As part of my YTS Training Scheme, I was given a work placement in the library at Lion Yard. I also worked in the library of Cambridge College of Further Education (now Cambridge Regional College). That experience led on to working here in the UL.
Tuesday 5th September marks the 105th anniversary of the birth of John Cage. Here at MusiCB3 we wondered if there should be a particular way of celebrating this most quirky of composers? Perhaps there should be a blank post – a visual equivalent of the famous 4′ 33″ (MRS.8.540)? This idea may not be quite as daft as it sounds, as curators of museum installations have mused upon similar ideas. An exhibition organized by the Museu d’Art Contemporani de Barcelona in 2009 initially thought about having an empty room at the centre of their John Cage celebrations. They subsequently decided on a different approach deciding that the empty room might be too confusing for visitors (Is it meant to be empty? Could the art-works have been stolen? Am I lost?). There’s a fascinating post about the background to the exhibition here.
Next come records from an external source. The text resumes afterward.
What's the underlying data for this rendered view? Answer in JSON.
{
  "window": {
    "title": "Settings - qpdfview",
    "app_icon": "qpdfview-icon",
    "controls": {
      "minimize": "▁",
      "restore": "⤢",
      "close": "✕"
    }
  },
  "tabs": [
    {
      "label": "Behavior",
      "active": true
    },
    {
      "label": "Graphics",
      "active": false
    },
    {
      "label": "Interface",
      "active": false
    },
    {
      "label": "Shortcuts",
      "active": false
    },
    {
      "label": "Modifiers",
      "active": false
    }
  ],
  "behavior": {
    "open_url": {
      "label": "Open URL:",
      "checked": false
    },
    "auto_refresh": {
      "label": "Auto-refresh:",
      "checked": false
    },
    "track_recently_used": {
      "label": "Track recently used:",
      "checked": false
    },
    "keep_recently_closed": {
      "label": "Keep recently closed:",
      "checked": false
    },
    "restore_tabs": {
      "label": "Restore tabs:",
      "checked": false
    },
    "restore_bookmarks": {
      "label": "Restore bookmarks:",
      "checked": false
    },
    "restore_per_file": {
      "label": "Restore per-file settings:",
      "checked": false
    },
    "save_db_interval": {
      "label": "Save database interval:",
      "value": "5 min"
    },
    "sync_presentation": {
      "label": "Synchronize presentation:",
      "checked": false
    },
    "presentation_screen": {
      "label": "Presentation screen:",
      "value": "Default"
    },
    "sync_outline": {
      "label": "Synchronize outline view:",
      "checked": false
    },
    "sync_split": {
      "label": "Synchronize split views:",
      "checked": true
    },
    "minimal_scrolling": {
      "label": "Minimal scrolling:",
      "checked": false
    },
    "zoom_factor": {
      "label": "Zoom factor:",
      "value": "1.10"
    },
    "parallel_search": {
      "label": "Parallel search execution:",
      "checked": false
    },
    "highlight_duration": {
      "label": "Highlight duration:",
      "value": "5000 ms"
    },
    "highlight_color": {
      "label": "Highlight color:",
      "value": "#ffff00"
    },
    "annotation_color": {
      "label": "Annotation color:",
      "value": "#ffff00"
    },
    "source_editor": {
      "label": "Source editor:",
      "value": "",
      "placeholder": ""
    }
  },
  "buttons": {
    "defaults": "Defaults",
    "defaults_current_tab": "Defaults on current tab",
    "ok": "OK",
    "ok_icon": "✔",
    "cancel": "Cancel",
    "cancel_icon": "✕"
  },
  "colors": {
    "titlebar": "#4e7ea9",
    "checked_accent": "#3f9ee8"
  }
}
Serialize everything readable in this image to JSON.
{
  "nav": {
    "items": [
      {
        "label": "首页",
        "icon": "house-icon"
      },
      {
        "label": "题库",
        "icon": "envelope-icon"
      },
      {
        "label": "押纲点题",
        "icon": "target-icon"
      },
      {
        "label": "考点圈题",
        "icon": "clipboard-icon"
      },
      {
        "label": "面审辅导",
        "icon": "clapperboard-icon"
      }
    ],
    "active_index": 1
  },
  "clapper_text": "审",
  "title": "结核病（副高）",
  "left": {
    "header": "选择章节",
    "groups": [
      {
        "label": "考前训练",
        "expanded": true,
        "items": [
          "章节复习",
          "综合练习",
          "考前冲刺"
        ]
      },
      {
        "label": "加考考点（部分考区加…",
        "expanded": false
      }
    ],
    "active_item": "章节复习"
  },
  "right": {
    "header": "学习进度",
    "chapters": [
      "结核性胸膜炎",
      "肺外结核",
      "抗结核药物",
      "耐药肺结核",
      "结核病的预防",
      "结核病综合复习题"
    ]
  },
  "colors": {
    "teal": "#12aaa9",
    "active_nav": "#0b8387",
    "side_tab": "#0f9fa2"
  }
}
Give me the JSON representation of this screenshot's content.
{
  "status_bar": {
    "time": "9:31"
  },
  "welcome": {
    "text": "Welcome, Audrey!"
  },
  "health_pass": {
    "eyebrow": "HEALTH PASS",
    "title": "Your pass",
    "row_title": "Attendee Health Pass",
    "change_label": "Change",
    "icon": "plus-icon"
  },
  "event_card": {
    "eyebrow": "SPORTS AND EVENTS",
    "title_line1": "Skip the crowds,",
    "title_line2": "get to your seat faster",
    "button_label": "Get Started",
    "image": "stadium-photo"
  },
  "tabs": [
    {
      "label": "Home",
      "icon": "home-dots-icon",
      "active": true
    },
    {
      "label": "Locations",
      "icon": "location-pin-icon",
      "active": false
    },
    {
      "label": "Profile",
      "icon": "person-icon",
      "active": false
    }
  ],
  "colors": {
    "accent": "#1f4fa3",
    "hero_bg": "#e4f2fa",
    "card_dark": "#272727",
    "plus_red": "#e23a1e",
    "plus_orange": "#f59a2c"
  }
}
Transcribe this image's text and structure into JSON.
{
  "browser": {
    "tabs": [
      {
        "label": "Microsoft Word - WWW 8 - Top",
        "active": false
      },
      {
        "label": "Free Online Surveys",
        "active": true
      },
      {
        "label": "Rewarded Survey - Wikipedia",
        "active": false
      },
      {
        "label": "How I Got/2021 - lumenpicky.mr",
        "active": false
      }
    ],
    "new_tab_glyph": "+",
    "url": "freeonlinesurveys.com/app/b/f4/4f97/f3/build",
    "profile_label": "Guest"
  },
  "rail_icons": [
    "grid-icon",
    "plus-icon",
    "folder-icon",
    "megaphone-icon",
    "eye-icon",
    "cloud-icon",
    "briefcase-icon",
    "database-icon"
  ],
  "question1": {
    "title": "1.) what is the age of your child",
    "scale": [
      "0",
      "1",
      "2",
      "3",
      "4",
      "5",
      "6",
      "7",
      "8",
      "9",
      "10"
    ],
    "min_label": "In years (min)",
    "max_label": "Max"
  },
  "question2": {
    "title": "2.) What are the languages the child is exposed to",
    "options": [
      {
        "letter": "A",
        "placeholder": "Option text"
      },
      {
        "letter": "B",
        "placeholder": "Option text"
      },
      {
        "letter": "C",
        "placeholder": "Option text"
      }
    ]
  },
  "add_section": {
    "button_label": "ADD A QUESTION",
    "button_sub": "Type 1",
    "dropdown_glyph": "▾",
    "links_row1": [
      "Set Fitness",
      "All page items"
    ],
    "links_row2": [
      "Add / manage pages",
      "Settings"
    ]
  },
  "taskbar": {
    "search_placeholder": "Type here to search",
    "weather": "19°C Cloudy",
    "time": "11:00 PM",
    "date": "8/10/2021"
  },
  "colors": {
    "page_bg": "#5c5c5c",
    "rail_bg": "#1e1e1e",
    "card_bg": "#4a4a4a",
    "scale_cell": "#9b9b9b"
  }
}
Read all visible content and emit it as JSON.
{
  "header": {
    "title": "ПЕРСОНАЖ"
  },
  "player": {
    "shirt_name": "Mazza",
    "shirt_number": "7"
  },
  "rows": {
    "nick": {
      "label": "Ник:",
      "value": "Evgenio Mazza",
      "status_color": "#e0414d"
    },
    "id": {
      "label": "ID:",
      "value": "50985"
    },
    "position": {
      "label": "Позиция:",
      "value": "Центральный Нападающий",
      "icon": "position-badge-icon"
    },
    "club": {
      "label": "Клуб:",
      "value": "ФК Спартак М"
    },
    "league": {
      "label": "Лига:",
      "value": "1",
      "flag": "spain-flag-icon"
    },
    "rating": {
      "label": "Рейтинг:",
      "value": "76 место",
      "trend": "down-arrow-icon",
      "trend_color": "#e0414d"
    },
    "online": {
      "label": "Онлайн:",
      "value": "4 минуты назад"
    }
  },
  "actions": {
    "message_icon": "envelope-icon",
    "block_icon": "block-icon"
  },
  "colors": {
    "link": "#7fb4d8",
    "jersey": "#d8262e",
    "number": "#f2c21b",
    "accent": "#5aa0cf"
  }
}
Ironically to think of 4′ 33″ as being about silence is to misunderstand the piece. It is as much about sound as it is about silence.
When I’m not in Cambridge lurking behind the scenes of MusiCB3, another of my haunts is Worcester. Back there last week for the longest time in a while, I noticed quite a few changes around the town that had sprung up since my last proper visit. Elgar’s statue has a shiny new plinth, and he is keeping a watchful eye on the building works going on opposite the cathedral. In another part of town four new statues have appeared – walking through the Cornmarket one day on my way to Asda I was greeted by Shakespeare and Anne Hathaway, King Charles II, Woodbine Willie, and another musical Worcester character, Vesta Tilley.
Kouter Square, Ghent, 1763. Public domain.
STAM, Stadsmuseum, Gent.
I’ve just finished cataloguing a new edition of an eighteenth century chorus for 3 voices and continuo De roep van de strate (MRA.260.201.97). What particularly fascinated me about it is that it is a selection of street cries ostensibly following the tradesmen and women that worked in Ghent‘s Kouter Square during a Sunday morning market around 1752. The cries were published in a collection of “old and new songs” collected by Ferdinand Augustijn Snellaert in the nineteenth century, part of the growing interest across Europe in folk music.
Street cries have always fascinated me, ever since coming across an arrangement of Thomas Weelkes‘ “humorous fancy”, a setting of the Cryes of London in an old News Chronicle anthology (M205.b.90.2) as a child. So come with me for a musical shopping trip across Europe… Continue reading
A selection of programmes for the inaugural Edinburgh International Festival in the Hans Keller Archive.
© Sarah Chapman.
Founded by Rudolph Bing, Henry Harvey Wood and Sidney Newman, The Edinburgh Festival celebrates its 70th birthday this year – to which we at MusiCB3 wish many happy returns! There is an excellent account of the generation of the Festival on their website which explains: “Our founding ideal vision was never so clearly embodied than in our inaugural year, when, following Nazi persecution, the renowned conductor Bruno Walter was re-united with the Vienna Philharmonic.” Bing, a Viennese opera impresario had also supported John Christie in the establishment of Glyndebourne Opera after his move to London in 1934 and Newman was Reid Professor of Music at Edinburgh University. In the audience for those concerts was another who had survived that persecution, having escaped Vienna in December 1938 by the skin of his teeth and come to London to join his mother and sister – Hans Keller.
July was a good month for DVDs here at the Pendlebury – there are now over 500 DVDs in our ‘opera and ballet’ section! Read on to discover some of the latest additions to stock…